The world’s leading household products maker Procter & Gamble is also keen to reinvent its products with AI, and at MWC unveiled it new Oral-B Genius X Toothbrush, which recognizes users’ brushing behaviours and provides personalized feedback to improve oral health. The Genius X Toothbrush is trained on thousands of human brushing behaviors. Its built-in AI algorithms track users’ brushing behaviors and coach them on optimal brushing techniques.
Genius X Toothbrush will be available for purchase in September 2019.
Qualcomm debuts first AI & 5G robotic platform
Mobile chip giant Qualcomm revealed an ambitious new robotics blueprint based on the Qualcomm Robotics RB3 platform. The company’s first fully integrated robotics platform is designed to empower advanced consumer, enterprise and industrial robotics products.
RB3 is built on the Qualcomm 845 system-on-chip (SoC) and includes key capabilities such as high-performance heterogeneous computing, 4G/LTE connectivity, AI processing abilities, hi-fidelity sensing, odometry for localization, mapping, and navigation, vault-like security, and Wi-Fi connectivity.
Qualcomm also pledged 5G connectivity support for late 2019, gaining an advantage over its competitors in the robotics industry. This indicates that in the near future, robots will not only be able to execute AI tasks but will be able to do so more efficiently thanks to the faster data transfer and communication enabled by 5G network connectivity.
Softbank-backed firm introduces HUMANOID roBOT XR-1
Japanese mobile pioneer SoftBank continues spearheading future robotics with huge investments in humanoid consumer robots.

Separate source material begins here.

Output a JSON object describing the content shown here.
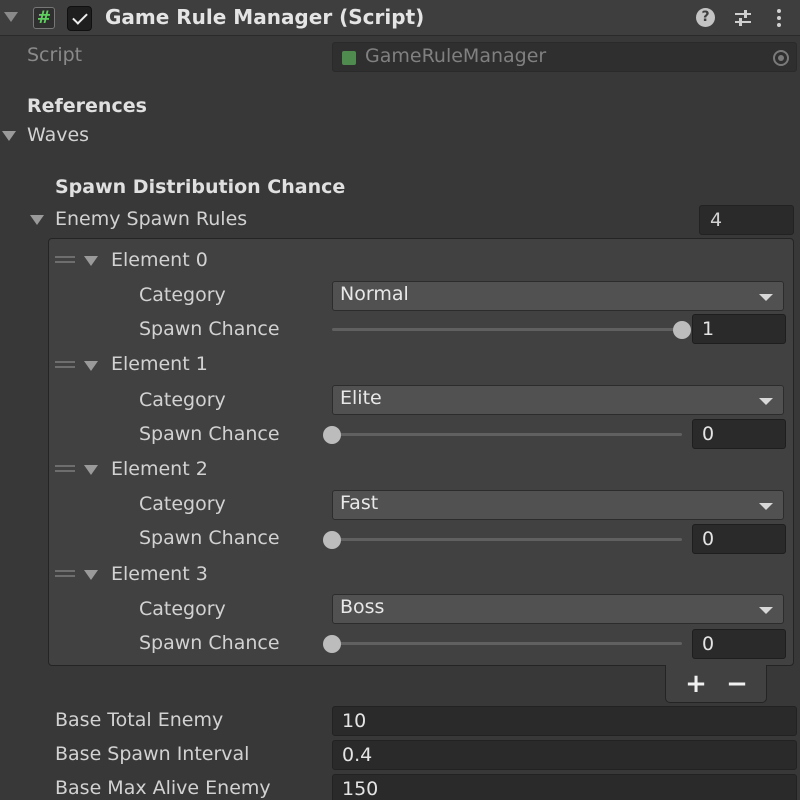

Its first companion robot “Pepper” was introduced in 2015 and can communicate with humans through voice, touch, and by detecting emotions. SoftBank has already sold over 12,000 Pepper robots.
The early success of Pepper boosted consumer expectations for SoftBank’s next-generation androids. At MWC, the SoftBank-backed Chinese AI and robotics solution developer CloudMinds unveiled its AI-based robot, XR-1.
The XR-1’s selling points include flexible arm joints powered by Smart Compliant Actuators (SCAs) technology and a comprehensive intelligent system that integrates AI capabilities such as vision processing, natural language processing, robotic motion control, vision-guided grasping and manipulation.
In its MWC 2019 demo the XR-1 delivered coffees and aced a demanding needle-threading task.
Telecoms seek AI transformation
Telecom companies are embracing automation and data-driven analysis as the industry moves into 5G and IoT.
At MWC Nokia launched Cognitive Collaboration Hubs, a network system designed to address key challenges such as improving network performance, automating operations, enhancing subscriber experience and exploring new revenue streams. The company believes C-Hubs can facilitate the co-creation of innovative, tailored cognitive use cases and solutions by bringing together the right people, technologies and processes and leveraging data science expertise.
C-Hubs use cases include improving road safety using AI powered driver analytics. Nokia also launched a Driver Behavior Analytics program to provide road and driver insights to the automotive and insurance industries, city councils and transport authorities.
Ericsson, the world’s third-largest telecommunication equipment maker, introduced its Ericsson Operations Engine at MWC. The engine aims to accelerate rollout of network services and better manage growing network complexity.
Journalist: Tony Peng | Editor: Michael Sarazen